Nothing belongs in the answer except the lines of the material that include "content".

• • • •

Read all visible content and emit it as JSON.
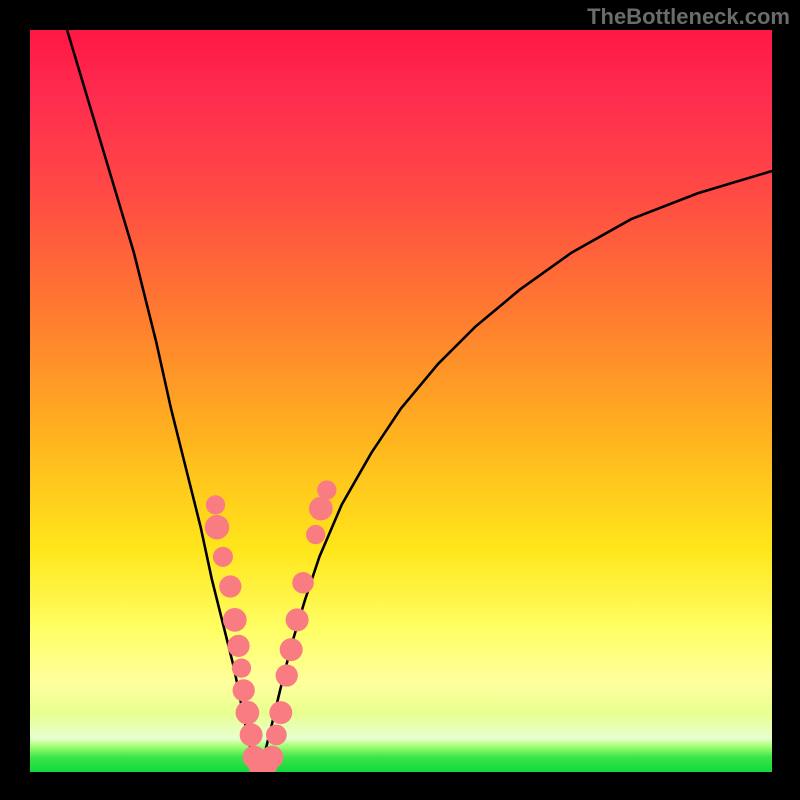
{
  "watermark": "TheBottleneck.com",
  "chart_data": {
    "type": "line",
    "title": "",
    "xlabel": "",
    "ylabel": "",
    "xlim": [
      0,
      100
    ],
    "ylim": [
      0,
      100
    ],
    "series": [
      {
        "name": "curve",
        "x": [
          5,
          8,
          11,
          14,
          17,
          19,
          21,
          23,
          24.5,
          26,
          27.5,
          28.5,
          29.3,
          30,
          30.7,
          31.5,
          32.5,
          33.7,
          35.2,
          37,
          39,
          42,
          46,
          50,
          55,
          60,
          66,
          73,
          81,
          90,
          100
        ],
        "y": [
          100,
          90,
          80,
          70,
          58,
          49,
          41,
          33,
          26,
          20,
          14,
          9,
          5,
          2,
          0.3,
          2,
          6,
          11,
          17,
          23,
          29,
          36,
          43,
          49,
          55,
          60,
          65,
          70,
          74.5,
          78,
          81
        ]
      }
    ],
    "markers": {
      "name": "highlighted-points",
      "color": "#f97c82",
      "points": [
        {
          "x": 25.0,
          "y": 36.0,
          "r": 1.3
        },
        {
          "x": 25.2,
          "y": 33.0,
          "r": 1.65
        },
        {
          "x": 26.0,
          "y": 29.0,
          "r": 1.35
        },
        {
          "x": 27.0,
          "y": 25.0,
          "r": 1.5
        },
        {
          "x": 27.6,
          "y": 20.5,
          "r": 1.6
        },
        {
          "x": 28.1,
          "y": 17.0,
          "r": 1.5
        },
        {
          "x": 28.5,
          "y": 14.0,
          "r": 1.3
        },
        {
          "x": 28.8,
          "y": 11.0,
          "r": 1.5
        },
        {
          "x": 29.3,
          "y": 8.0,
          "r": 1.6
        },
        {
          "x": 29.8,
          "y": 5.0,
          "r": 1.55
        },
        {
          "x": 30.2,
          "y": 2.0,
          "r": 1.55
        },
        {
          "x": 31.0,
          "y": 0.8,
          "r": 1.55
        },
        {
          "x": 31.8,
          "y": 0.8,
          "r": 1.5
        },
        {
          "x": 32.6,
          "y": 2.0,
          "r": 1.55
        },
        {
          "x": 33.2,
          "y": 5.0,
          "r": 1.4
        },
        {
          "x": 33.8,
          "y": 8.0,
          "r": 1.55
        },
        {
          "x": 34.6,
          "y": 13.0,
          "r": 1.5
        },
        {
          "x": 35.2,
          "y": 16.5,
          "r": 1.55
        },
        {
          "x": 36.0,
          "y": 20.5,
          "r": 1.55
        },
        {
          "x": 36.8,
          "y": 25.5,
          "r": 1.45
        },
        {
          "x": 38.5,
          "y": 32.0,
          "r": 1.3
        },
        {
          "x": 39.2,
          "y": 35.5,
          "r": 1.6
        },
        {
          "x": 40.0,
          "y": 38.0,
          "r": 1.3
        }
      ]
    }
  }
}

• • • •

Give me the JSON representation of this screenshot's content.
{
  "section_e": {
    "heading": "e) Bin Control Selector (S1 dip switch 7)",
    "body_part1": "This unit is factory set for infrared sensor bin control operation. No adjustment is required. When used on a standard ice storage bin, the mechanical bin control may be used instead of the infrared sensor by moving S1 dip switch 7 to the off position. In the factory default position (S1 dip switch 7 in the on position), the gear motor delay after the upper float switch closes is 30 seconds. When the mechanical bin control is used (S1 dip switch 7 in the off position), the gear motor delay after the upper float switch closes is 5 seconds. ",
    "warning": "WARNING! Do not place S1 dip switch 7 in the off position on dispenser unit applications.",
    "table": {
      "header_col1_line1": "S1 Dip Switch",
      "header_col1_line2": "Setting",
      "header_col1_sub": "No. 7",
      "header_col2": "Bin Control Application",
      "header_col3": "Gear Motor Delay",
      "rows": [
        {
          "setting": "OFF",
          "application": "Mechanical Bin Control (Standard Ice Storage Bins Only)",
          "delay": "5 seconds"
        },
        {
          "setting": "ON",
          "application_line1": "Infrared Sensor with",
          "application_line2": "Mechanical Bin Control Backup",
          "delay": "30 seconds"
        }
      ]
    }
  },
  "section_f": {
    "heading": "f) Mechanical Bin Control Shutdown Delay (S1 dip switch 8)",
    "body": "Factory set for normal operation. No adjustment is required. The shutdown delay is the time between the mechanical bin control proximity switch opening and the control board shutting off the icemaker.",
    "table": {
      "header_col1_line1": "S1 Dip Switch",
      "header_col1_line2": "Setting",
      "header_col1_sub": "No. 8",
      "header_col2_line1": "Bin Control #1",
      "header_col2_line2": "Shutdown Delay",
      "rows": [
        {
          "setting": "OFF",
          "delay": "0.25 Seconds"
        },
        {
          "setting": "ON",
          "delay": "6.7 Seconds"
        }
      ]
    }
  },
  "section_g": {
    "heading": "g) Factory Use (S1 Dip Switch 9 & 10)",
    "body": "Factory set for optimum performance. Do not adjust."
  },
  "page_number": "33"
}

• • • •

> Result of this exercise:
Read all visible content and emit it as JSON.
Give me the JSON representation of this screenshot's content.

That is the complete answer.